Records from a dataset

● ● ● ●

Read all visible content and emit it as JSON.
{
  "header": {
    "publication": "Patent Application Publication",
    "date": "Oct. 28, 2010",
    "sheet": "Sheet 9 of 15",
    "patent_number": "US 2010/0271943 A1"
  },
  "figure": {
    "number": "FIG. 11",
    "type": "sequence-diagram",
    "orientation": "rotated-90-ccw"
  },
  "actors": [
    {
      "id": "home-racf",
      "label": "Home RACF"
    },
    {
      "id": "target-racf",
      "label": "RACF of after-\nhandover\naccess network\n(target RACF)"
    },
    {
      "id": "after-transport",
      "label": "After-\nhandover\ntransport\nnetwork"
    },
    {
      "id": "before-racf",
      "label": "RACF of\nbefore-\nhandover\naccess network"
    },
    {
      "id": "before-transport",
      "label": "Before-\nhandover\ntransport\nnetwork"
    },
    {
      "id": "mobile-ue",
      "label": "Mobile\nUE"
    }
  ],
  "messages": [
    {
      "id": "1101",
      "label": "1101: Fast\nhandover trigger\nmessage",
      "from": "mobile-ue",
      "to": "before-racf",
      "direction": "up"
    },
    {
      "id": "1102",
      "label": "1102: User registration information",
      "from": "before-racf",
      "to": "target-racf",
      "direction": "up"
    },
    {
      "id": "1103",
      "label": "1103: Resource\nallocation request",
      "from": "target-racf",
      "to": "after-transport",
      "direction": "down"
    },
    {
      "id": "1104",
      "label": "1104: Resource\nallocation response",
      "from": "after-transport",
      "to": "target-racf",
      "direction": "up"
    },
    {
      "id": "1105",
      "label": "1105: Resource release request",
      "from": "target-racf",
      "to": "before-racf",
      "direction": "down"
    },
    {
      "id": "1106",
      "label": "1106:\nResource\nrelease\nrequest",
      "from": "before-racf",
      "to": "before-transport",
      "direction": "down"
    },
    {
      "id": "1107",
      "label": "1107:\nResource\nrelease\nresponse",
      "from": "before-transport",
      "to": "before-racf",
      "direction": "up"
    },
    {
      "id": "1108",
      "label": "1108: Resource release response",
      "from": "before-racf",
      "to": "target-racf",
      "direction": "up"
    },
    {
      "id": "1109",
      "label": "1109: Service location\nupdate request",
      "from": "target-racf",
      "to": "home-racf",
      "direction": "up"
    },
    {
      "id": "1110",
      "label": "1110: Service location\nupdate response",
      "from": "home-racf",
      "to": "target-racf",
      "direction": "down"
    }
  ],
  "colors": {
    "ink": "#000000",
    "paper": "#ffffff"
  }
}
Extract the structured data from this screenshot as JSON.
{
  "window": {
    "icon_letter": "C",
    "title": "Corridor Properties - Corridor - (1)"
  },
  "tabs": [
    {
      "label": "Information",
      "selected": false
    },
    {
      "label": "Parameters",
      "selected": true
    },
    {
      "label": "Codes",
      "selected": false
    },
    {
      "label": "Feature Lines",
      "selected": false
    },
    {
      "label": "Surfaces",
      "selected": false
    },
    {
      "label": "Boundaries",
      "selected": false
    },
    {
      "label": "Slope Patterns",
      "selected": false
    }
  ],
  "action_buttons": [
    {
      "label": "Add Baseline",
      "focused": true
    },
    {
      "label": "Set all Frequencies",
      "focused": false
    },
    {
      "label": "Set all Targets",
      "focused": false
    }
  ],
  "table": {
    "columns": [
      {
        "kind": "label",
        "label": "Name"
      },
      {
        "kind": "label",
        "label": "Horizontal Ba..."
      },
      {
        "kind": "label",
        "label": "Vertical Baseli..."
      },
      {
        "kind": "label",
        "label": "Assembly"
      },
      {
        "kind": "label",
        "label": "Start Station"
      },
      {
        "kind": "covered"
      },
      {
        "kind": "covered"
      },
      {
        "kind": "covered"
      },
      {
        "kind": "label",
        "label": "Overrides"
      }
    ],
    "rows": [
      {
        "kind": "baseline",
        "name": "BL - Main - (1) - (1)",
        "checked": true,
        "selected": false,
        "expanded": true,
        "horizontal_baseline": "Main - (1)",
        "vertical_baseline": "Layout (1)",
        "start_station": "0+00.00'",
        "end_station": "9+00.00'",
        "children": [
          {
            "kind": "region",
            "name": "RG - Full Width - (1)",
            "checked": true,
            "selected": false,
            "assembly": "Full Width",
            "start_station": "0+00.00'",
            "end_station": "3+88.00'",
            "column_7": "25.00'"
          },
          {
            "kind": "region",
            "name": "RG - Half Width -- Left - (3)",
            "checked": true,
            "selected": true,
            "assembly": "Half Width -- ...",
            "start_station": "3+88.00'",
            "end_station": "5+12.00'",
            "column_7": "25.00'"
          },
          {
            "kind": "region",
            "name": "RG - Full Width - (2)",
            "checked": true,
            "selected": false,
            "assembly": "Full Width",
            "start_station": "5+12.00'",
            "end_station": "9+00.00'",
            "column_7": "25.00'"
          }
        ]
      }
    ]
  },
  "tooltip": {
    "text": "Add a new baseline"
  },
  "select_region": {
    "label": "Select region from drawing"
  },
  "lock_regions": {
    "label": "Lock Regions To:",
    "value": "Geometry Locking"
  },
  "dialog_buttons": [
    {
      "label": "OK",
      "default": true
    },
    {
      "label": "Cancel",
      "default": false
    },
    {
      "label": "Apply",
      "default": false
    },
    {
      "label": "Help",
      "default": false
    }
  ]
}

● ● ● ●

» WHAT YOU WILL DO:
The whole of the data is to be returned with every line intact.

» SOLUTION FOR THIS TASK:
Read all visible content and emit it as JSON.
{
  "header": {
    "publication": "Patent Application Publication",
    "date": "Oct. 28, 2010",
    "sheet": "Sheet 9 of 15",
    "patent_number": "US 2010/0271943 A1"
  },
  "figure": {
    "number": "FIG. 11",
    "type": "sequence-diagram",
    "orientation": "rotated-90-ccw"
  },
  "actors": [
    {
      "id": "home-racf",
      "label": "Home RACF"
    },
    {
      "id": "target-racf",
      "label": "RACF of after-\nhandover\naccess network\n(target RACF)"
    },
    {
      "id": "after-transport",
      "label": "After-\nhandover\ntransport\nnetwork"
    },
    {
      "id": "before-racf",
      "label": "RACF of\nbefore-\nhandover\naccess network"
    },
    {
      "id": "before-transport",
      "label": "Before-\nhandover\ntransport\nnetwork"
    },
    {
      "id": "mobile-ue",
      "label": "Mobile\nUE"
    }
  ],
  "messages": [
    {
      "id": "1101",
      "label": "1101: Fast\nhandover trigger\nmessage",
      "from": "mobile-ue",
      "to": "before-racf",
      "direction": "up"
    },
    {
      "id": "1102",
      "label": "1102: User registration information",
      "from": "before-racf",
      "to": "target-racf",
      "direction": "up"
    },
    {
      "id": "1103",
      "label": "1103: Resource\nallocation request",
      "from": "target-racf",
      "to": "after-transport",
      "direction": "down"
    },
    {
      "id": "1104",
      "label": "1104: Resource\nallocation response",
      "from": "after-transport",
      "to": "target-racf",
      "direction": "up"
    },
    {
      "id": "1105",
      "label": "1105: Resource release request",
      "from": "target-racf",
      "to": "before-racf",
      "direction": "down"
    },
    {
      "id": "1106",
      "label": "1106:\nResource\nrelease\nrequest",
      "from": "before-racf",
      "to": "before-transport",
      "direction": "down"
    },
    {
      "id": "1107",
      "label": "1107:\nResource\nrelease\nresponse",
      "from": "before-transport",
      "to": "before-racf",
      "direction": "up"
    },
    {
      "id": "1108",
      "label": "1108: Resource release response",
      "from": "before-racf",
      "to": "target-racf",
      "direction": "up"
    },
    {
      "id": "1109",
      "label": "1109: Service location\nupdate request",
      "from": "target-racf",
      "to": "home-racf",
      "direction": "up"
    },
    {
      "id": "1110",
      "label": "1110: Service location\nupdate response",
      "from": "home-racf",
      "to": "target-racf",
      "direction": "down"
    }
  ],
  "colors": {
    "ink": "#000000",
    "paper": "#ffffff"
  }
}
Extract the structured data from this screenshot as JSON.
{
  "window": {
    "icon_letter": "C",
    "title": "Corridor Properties - Corridor - (1)"
  },
  "tabs": [
    {
      "label": "Information",
      "selected": false
    },
    {
      "label": "Parameters",
      "selected": true
    },
    {
      "label": "Codes",
      "selected": false
    },
    {
      "label": "Feature Lines",
      "selected": false
    },
    {
      "label": "Surfaces",
      "selected": false
    },
    {
      "label": "Boundaries",
      "selected": false
    },
    {
      "label": "Slope Patterns",
      "selected": false
    }
  ],
  "action_buttons": [
    {
      "label": "Add Baseline",
      "focused": true
    },
    {
      "label": "Set all Frequencies",
      "focused": false
    },
    {
      "label": "Set all Targets",
      "focused": false
    }
  ],
  "table": {
    "columns": [
      {
        "kind": "label",
        "label": "Name"
      },
      {
        "kind": "label",
        "label": "Horizontal Ba..."
      },
      {
        "kind": "label",
        "label": "Vertical Baseli..."
      },
      {
        "kind": "label",
        "label": "Assembly"
      },
      {
        "kind": "label",
        "label": "Start Station"
      },
      {
        "kind": "covered"
      },
      {
        "kind": "covered"
      },
      {
        "kind": "covered"
      },
      {
        "kind": "label",
        "label": "Overrides"
      }
    ],
    "rows": [
      {
        "kind": "baseline",
        "name": "BL - Main - (1) - (1)",
        "checked": true,
        "selected": false,
        "expanded": true,
        "horizontal_baseline": "Main - (1)",
        "vertical_baseline": "Layout (1)",
        "start_station": "0+00.00'",
        "end_station": "9+00.00'",
        "children": [
          {
            "kind": "region",
            "name": "RG - Full Width - (1)",
            "checked": true,
            "selected": false,
            "assembly": "Full Width",
            "start_station": "0+00.00'",
            "end_station": "3+88.00'",
            "column_7": "25.00'"
          },
          {
            "kind": "region",
            "name": "RG - Half Width -- Left - (3)",
            "checked": true,
            "selected": true,
            "assembly": "Half Width -- ...",
            "start_station": "3+88.00'",
            "end_station": "5+12.00'",
            "column_7": "25.00'"
          },
          {
            "kind": "region",
            "name": "RG - Full Width - (2)",
            "checked": true,
            "selected": false,
            "assembly": "Full Width",
            "start_station": "5+12.00'",
            "end_station": "9+00.00'",
            "column_7": "25.00'"
          }
        ]
      }
    ]
  },
  "tooltip": {
    "text": "Add a new baseline"
  },
  "select_region": {
    "label": "Select region from drawing"
  },
  "lock_regions": {
    "label": "Lock Regions To:",
    "value": "Geometry Locking"
  },
  "dialog_buttons": [
    {
      "label": "OK",
      "default": true
    },
    {
      "label": "Cancel",
      "default": false
    },
    {
      "label": "Apply",
      "default": false
    },
    {
      "label": "Help",
      "default": false
    }
  ]
}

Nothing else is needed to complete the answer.